  2. Replace ";PromptRemoteControl=Yes | No" with "PromptRemoteControl=No"
  3. Replace ";AllowRemoteControl=Yes | No" with "AllowRemoteControl=Yes"
  4. Save the changes to aclient.inp
  5. Regenerate your boot environment.

Now you can remote control your clients while they are in WinPE Automation!

ianatkin | 22 May 2008 | 1 comment

I put this on the Altiris Forums a little while ago, but thought it might be useful to place here too.

The link below describes half-a-dozen security vulnerabilities which appear to be only fixed by UPGRADING to DS 6.9 plus the hotfixes Here are the steps I took to remedy the problem.

I've tried to put together a mitigation list. The first draft is below. Can anyone comment on this? A mitigation list would help admins protect their servers now, and allow them to plan the upgrade to 6.9 at a more leisurely pace.

  1. For the SQL-injection vulnerability (exploitable), you have two mitigation options: Follow best practice and ensure that port 80 is heavily firewalled to restrict the Deployment Solution web console...
BRING | 22 May 2008 | 0 comments

Picture this. You get a new computer. It has all of your files and folders from your previous computer, including the cool new wallpaper from the vacation photo you recently were on. A nice, wide screen picture. All of the sudden, you press CTRL-ALT-DELETE to lock your computer to go to lunch, and that nice wallpaper goes into ..... Tiled mode..... Now no one can see that awesome beach you got sunburned on, because there are 24 duplicates of it nicely tiled on your screen. How did that happen?

Well, the nice new computer you have received its personality as a capture from your previous machine. During the capture, migrating your computer from Windows 2000 to Windows XP, the capture template had the checkbox for capturing Active Desktop Settings checked. For some reason, when going between Windows 2000 and Windows XP, this occurs.


BRING | 21 May 2008 | 2 comments

Wouldn't you be a bit frustrated if your My Computer icon disappeared? Well, that can happen.

In capturing a PC transplant Personality from a Windows 2000 client computer and restoring that personality to the newly imaged XP computer, upon inspection, it was found that the My Computer icon, and other commonly found shortcuts were also missing, such as My Documents, etc.

The nasty culprit here is the checkbox in the template creation that allows Active desktop settings to be captured. For some reason, when going between Windows 2000 and Windows XP, this causes that to happen.
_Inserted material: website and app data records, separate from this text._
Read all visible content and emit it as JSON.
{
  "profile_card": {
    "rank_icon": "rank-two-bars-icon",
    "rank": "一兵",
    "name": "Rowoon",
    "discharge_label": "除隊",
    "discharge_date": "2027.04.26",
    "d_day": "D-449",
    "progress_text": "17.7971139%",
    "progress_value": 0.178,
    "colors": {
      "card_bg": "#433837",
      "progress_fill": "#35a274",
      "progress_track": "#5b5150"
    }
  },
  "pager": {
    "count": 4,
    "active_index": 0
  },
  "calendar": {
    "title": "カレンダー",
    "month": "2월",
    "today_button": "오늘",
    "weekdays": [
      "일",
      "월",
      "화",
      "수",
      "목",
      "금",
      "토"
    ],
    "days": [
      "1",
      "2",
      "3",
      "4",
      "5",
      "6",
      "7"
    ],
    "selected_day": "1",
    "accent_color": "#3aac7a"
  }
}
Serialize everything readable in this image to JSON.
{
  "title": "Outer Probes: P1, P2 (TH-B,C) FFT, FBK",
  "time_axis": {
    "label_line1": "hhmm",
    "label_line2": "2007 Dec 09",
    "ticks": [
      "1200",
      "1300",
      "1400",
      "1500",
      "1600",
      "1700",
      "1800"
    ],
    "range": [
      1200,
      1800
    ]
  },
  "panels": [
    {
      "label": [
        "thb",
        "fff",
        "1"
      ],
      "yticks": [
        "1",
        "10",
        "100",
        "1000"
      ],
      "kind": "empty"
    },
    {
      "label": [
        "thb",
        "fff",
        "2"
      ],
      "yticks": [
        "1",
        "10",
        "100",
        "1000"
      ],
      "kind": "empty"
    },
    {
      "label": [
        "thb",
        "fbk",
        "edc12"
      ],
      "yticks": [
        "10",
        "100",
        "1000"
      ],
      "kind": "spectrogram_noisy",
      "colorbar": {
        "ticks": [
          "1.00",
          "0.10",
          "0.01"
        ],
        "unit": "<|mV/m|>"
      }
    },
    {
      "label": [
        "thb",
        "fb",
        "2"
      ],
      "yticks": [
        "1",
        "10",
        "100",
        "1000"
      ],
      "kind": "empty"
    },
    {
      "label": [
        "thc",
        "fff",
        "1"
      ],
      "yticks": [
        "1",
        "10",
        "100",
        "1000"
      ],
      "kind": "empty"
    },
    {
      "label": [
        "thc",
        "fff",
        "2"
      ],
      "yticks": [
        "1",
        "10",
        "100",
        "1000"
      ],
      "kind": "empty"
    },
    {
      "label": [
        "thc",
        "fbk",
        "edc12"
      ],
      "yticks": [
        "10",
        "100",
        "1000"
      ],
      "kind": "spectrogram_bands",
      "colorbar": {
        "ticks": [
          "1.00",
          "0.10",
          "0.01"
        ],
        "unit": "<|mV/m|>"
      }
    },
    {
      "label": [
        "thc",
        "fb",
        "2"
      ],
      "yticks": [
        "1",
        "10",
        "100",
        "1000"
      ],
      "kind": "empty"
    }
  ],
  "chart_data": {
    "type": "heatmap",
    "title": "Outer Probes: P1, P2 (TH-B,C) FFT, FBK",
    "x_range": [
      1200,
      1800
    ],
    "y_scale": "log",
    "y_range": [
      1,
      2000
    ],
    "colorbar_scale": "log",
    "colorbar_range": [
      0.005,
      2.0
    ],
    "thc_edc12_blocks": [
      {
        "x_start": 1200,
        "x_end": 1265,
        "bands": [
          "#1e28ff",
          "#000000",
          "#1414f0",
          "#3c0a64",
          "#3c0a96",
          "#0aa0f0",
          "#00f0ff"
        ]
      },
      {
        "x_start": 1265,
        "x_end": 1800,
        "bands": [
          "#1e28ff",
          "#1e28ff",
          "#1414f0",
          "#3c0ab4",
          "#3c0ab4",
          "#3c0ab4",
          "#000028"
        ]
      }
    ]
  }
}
Alas, simply unchecking the Active Desktop Settings capture item, and re-running the personality capture, gets the personality correctly assembled. Then the restores work just fine!